**Problem to work on**
Produce a word-for-word copy of the lines from the one that contains "Enumerate this screenshot's" to the final line of the data below, with all pictures dropped.

[Saved entries]
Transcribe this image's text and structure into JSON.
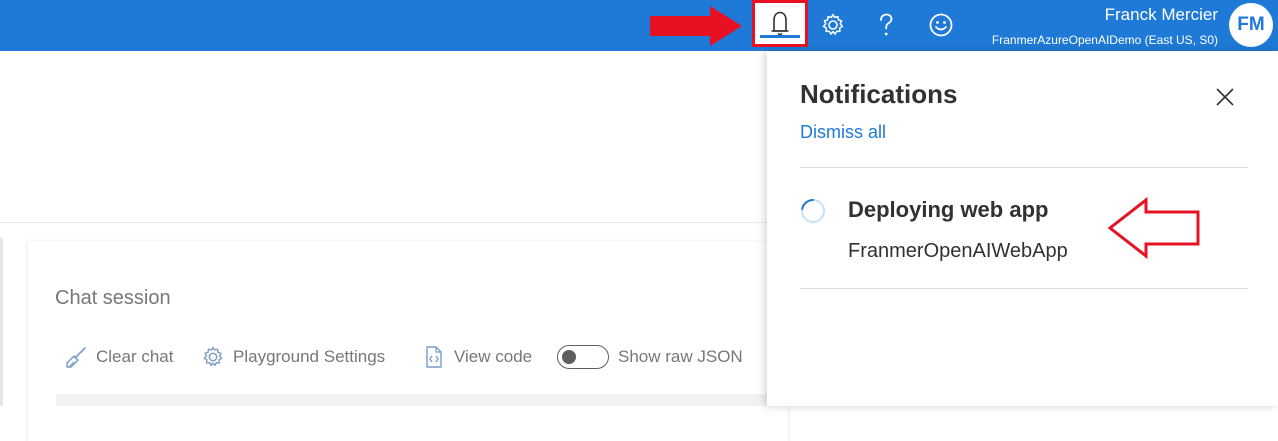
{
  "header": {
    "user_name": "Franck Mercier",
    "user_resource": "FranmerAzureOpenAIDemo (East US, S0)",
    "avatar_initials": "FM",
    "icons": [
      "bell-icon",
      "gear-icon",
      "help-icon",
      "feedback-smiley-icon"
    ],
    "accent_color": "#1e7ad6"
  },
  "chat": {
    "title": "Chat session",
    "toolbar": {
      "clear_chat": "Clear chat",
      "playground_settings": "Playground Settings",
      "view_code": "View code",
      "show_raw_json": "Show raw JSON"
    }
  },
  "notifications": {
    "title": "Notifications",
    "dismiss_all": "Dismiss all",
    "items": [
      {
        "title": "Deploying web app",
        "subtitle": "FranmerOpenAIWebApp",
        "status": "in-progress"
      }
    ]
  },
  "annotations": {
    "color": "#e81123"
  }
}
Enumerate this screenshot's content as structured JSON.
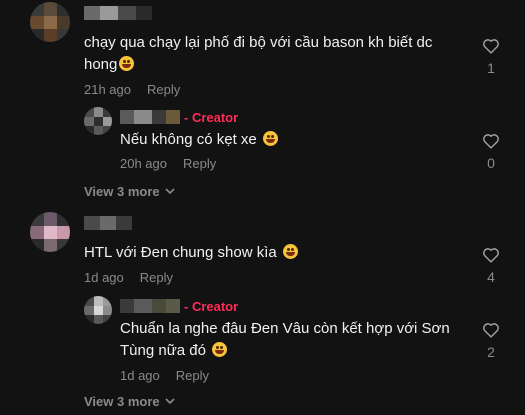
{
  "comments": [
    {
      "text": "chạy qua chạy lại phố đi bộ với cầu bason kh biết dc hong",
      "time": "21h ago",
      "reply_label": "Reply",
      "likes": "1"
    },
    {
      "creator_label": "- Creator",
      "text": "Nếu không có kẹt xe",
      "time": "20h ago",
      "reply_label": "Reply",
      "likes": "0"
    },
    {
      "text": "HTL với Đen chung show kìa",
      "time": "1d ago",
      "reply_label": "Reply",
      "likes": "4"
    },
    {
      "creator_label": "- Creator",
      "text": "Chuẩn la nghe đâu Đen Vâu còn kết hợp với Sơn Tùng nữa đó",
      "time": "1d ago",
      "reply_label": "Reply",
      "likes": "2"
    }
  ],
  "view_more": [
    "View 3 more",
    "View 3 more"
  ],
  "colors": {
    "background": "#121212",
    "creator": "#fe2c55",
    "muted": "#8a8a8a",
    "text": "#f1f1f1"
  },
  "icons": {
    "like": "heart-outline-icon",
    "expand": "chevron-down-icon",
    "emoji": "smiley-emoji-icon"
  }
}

**Result**
Enumerate this screenshot's content as structured JSON.
{
  "comments": [
    {
      "text": "chạy qua chạy lại phố đi bộ với cầu bason kh biết dc hong",
      "time": "21h ago",
      "reply_label": "Reply",
      "likes": "1"
    },
    {
      "creator_label": "- Creator",
      "text": "Nếu không có kẹt xe",
      "time": "20h ago",
      "reply_label": "Reply",
      "likes": "0"
    },
    {
      "text": "HTL với Đen chung show kìa",
      "time": "1d ago",
      "reply_label": "Reply",
      "likes": "4"
    },
    {
      "creator_label": "- Creator",
      "text": "Chuẩn la nghe đâu Đen Vâu còn kết hợp với Sơn Tùng nữa đó",
      "time": "1d ago",
      "reply_label": "Reply",
      "likes": "2"
    }
  ],
  "view_more": [
    "View 3 more",
    "View 3 more"
  ],
  "colors": {
    "background": "#121212",
    "creator": "#fe2c55",
    "muted": "#8a8a8a",
    "text": "#f1f1f1"
  },
  "icons": {
    "like": "heart-outline-icon",
    "expand": "chevron-down-icon",
    "emoji": "smiley-emoji-icon"
  }
}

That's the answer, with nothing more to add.